- Visual abstracts: These abstracts use visual aids, such as diagrams or three-dimensional models, to visually represent the research and engage the reader.
Developing an Effective Descriptive Abstract:
To ensure the effectiveness of a descriptive abstract, researchers should follow a set of guidelines and procedures:
- Identify the key questions and objectives of the research.
- Provide concise and clear information on the methodology and procedures used.
- Summarize the main findings and results of the research.
- Highlight the significance and implications of the research.
- Use appropriate language and terminology.
- Avoid including unnecessary details or jargon.
Descriptive abstracts serve as a valuable tool in the humanities, allowing researchers to share their work with a wider audience and providing readers with a quick overview of the research.
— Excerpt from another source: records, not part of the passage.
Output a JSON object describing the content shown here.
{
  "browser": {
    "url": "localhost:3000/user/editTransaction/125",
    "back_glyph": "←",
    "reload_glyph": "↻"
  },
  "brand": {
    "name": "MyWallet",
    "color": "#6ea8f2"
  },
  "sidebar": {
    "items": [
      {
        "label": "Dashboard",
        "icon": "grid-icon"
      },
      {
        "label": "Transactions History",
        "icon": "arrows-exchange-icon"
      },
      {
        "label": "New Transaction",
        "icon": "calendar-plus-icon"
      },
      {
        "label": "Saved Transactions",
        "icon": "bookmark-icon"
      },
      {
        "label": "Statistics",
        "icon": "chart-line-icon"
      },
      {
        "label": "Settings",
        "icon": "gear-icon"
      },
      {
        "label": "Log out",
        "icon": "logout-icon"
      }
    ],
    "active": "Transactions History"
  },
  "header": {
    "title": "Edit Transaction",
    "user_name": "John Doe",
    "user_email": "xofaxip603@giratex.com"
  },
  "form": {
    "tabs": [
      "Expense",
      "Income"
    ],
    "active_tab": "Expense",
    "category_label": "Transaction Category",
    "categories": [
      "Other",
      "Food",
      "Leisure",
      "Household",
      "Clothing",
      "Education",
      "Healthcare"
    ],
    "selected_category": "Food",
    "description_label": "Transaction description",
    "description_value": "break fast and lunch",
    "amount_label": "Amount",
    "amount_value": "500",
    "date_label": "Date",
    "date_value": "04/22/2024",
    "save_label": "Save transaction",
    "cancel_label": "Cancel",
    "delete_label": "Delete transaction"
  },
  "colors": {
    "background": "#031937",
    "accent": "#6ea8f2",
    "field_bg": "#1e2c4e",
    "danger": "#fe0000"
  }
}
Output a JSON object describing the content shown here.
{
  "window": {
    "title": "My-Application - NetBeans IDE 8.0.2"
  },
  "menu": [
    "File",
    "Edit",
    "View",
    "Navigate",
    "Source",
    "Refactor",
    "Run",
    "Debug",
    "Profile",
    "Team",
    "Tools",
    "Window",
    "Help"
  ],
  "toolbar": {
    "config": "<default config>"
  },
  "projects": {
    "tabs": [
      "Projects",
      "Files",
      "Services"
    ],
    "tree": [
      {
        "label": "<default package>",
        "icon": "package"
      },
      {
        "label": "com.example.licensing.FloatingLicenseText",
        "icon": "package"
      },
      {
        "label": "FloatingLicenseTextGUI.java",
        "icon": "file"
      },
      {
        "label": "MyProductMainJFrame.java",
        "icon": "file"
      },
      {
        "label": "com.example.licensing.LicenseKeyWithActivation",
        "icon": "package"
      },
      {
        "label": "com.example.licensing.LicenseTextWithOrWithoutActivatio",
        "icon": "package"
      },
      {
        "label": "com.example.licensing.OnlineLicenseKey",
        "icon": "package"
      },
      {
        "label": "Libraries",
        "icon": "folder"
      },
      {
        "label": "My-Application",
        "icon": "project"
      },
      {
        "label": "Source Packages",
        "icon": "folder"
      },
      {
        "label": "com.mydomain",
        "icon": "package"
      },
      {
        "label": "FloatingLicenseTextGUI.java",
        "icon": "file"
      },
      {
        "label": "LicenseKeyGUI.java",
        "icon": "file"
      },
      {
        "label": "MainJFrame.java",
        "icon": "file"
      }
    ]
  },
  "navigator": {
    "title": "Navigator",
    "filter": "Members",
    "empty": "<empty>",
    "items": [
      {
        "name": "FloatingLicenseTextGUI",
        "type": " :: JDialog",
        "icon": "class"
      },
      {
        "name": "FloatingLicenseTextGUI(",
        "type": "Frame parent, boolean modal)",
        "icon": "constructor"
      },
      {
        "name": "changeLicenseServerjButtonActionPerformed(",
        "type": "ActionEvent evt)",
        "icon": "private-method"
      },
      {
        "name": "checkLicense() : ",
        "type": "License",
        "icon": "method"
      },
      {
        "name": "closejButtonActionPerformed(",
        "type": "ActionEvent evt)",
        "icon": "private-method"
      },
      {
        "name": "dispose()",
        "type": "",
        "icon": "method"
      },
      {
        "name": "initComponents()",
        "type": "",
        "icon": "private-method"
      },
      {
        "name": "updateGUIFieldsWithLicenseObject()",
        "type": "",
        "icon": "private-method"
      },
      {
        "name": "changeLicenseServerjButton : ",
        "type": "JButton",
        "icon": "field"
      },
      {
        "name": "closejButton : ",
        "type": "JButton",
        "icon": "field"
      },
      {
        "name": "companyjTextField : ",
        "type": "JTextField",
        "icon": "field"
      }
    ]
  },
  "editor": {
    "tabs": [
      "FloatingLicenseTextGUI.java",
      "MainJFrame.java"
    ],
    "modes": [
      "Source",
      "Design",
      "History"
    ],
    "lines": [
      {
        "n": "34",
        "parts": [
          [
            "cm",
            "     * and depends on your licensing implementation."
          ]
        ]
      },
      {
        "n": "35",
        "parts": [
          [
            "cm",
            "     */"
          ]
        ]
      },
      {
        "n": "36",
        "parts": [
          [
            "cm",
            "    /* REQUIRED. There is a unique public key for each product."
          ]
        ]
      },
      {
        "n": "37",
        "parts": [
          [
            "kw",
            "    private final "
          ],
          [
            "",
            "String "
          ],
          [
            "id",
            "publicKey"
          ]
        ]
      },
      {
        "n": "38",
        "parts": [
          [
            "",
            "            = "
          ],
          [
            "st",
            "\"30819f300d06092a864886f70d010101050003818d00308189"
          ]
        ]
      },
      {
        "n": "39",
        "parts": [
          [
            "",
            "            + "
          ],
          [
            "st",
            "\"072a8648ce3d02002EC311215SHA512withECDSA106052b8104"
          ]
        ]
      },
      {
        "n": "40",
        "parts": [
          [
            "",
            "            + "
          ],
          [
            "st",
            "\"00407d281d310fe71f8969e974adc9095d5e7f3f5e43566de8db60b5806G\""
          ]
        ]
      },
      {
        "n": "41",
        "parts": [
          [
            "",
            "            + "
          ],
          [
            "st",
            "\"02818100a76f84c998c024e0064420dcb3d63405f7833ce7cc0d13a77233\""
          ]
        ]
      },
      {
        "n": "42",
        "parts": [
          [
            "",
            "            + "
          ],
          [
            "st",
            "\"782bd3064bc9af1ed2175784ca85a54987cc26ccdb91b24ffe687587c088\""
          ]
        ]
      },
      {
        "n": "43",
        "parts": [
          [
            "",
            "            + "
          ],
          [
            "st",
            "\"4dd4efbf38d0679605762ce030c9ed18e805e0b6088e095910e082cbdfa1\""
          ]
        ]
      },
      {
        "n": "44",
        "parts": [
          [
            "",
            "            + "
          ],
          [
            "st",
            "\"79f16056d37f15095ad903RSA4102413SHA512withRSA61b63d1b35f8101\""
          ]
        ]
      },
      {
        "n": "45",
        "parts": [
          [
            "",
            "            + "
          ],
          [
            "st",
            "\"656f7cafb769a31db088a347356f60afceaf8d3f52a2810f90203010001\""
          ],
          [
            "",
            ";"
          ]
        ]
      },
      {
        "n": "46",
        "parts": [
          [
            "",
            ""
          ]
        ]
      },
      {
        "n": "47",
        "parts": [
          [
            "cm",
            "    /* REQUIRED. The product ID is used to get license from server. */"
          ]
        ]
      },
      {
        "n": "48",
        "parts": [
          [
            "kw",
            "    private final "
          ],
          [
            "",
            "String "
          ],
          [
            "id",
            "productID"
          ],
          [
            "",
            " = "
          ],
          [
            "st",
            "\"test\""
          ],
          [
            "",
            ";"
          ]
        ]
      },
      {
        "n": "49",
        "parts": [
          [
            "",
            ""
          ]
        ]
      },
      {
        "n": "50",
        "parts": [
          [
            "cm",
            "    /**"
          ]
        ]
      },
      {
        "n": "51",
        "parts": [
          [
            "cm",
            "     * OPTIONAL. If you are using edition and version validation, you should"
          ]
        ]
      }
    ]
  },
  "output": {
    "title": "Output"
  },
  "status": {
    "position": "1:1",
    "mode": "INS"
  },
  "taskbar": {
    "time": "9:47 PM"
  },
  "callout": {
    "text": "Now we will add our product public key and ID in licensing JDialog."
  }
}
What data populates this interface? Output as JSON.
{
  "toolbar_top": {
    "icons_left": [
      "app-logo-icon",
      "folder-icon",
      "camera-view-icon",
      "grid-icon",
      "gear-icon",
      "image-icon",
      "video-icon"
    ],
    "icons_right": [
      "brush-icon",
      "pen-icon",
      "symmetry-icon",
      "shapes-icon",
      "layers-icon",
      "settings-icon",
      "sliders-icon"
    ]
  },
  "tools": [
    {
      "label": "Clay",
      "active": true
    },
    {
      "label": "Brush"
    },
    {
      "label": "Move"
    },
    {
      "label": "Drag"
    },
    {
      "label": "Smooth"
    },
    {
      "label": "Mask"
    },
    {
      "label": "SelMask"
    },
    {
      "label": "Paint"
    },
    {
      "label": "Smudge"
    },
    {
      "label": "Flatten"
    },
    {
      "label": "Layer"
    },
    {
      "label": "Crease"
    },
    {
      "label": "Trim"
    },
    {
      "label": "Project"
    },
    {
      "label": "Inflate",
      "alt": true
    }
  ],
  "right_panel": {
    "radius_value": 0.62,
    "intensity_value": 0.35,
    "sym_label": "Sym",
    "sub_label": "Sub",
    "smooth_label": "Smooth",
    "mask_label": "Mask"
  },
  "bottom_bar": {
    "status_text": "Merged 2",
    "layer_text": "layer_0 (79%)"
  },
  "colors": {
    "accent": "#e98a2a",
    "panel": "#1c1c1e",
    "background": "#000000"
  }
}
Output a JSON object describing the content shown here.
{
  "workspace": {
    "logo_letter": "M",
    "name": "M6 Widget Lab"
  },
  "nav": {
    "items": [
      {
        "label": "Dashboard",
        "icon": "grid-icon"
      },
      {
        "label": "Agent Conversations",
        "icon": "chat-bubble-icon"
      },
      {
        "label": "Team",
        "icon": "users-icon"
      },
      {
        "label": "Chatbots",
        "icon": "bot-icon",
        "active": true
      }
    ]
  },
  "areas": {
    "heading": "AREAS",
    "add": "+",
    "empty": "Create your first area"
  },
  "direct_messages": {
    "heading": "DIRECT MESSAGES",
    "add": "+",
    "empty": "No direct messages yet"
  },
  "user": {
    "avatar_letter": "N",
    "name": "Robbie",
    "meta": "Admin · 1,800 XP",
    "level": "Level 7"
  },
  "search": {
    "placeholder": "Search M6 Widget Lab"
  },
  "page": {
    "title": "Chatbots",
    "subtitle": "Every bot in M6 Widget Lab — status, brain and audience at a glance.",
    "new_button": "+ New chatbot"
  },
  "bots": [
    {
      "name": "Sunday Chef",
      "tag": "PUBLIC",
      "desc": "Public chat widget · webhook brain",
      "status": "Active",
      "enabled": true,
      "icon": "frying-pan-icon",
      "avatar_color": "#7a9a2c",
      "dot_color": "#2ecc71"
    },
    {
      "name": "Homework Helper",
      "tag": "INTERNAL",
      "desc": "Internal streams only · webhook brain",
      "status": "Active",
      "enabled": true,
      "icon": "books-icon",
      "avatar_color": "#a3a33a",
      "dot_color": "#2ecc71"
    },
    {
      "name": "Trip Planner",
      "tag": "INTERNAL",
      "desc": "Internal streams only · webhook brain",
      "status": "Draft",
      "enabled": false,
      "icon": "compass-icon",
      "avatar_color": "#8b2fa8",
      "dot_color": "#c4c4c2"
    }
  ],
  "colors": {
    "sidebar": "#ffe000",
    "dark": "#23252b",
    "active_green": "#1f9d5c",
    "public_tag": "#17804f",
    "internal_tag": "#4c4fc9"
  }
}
By following the guidelines and checklist provided, researchers can ensure that their descriptive abstracts are informative, clear, and concise, leading to greater acceptance and understanding of their work in the humanities field.
What is a descriptive abstract?
A descriptive abstract is a summary of a research paper or article that provides a brief overview of its main points, without including any specific details or conclusions.
Why is it important to write a clear and concise summary?
Writing a clear and concise summary is important because it allows readers to quickly understand the main points of a research paper or article, without having to read the entire document. It also helps to ensure that the key findings and conclusions are effectively communicated.
What should be included in a descriptive abstract?
A descriptive abstract should include a brief introduction to the research topic, a statement of the research question or objective, a summary of the research methodology, a discussion of the main findings or results, and a conclusion that highlights the implications or significance of the research.
How long should a descriptive abstract be?
A descriptive abstract should be concise and to the point, typically no more than 150-200 words. It should provide enough information to give readers a sense of the research paper or article, but without overwhelming them with unnecessary details.